Sixth, the data indicate that most foreign defendants were listed on American exchanges, whereas firms trading their securities on the over-the-counter market were sued less than exchange-listed issuers. Therefore, hypothetically, when a foreign firm selects a specific cross-listing program, it incorporates in its decision not only the ex-ante known reporting costs associated with trading on U.S. exchanges but also the higher projected litigation costs.

To conclude, the principal findings are that litigation risk has become more measurable and lower. Morrison enables a firm to assuage irrational fears associated with the risk of litigation in the United States and to better determine the probability distribution of possible litigation outcomes. It may equip foreign issuers with the tools for a better appraisal of the expected value of a cross-listing program by assessing their level of exposure vis-à-vis possible bonding and exchange-trading benefits.

The tables and charts below present some of the findings. Table 2 shows dismissed and settled cases.

TABLE 2: DISMISSED AND SETTLED CASES

Table 3 summarizes the dismissal of cases brought by various subclasses of plaintiffs, including local Morrison plaintiffs (i.e. principally those who purchased the securities at issue in domestic transactions or on U.S. exchanges), f-cubed (foreign plaintiffs who purchased their securities on foreign exchanges), f-squared plaintiffs (U.S. plaintiffs who purchased the securities on foreign exchanges), and the combined cases involving two or three of the aforesaid plaintiff classes.

TABLE 3: DISMISSED

Claims brought by U.S. residents who purchased securities in the U.S. settled more often than claims of ‘global’ investors. Before Morrison, ‘f-squared’ American plaintiffs participated in more settlements than foreigners, i.e. ‘f-cubed’ plaintiffs. 

TABLE 4: SETTLEMENTS AND PLAINTIFF CLASS

Table 5 shows that the average and median settlements have decreased after Morrison

TABLE 5: AVERAGE SETTLEMENT VALUES

Figure 1 shows that post-Morrison, there was an increase in the number of smaller settlements ranging from under $1 million to $5 million. 

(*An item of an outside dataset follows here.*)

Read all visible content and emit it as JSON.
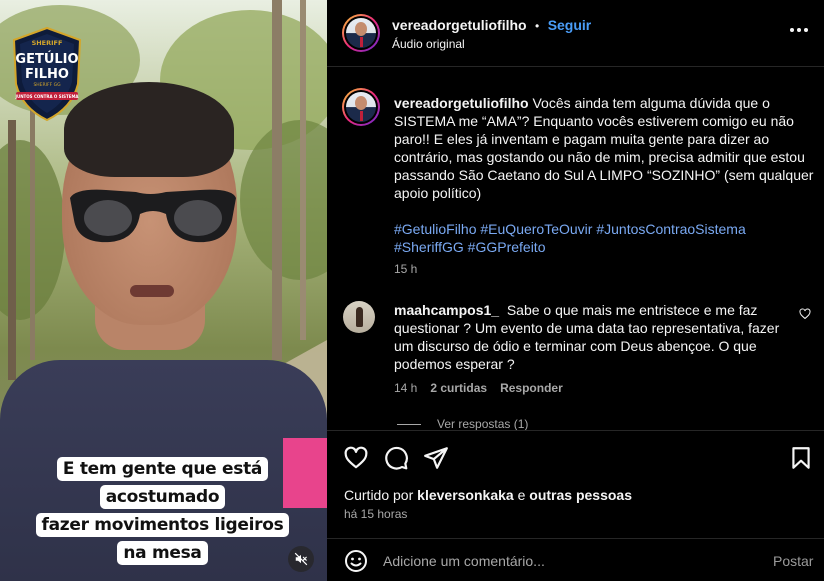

Tables 6 and 7 demonstrate that more actions filed after Morrison settled —the pre-Morrison cases were dismissed in 56% of the sample cases, whereas after Morrison only 45% were dismissed. In as many as 20% of the post-Morrison filings, defendants preferred to settle fast. They did not wait for the outcome of their motions to dismiss and in several cases did not even move to dismiss. The Tables also illustrate that most cases were brought against defendants with securities trading on U.S. exchanges. 

TABLE 6: PRE-MORRISON RESULTS

TABLE 7: POST-MORRISON RESULTS

To summarize, the main conclusion of this paper is that Morrison may have value to international companies in at least one area—the projected costs of litigation associated with cross-listing in the United States have become more ascertainable and possibly slightly lower than before Morrison. The second paper in this series examines if the SEC has responded to these developments and finds no determinable changes in enforcement against foreign issuers.

Yuliya Guseva is an Associate Professor of Law at Rutgers Law School. 

This post is based on two papers: Extraterritoriality of Securities Law Redux: Private Litigation Five Years After Morrison v. National Australia Bank, Colum. Bus. L. Rev. 199 (2017); and The SEC and Foreign Corporations: A Path to Optimal Public Enforcement, 59 B.C. Law Rev. 2055 (2018).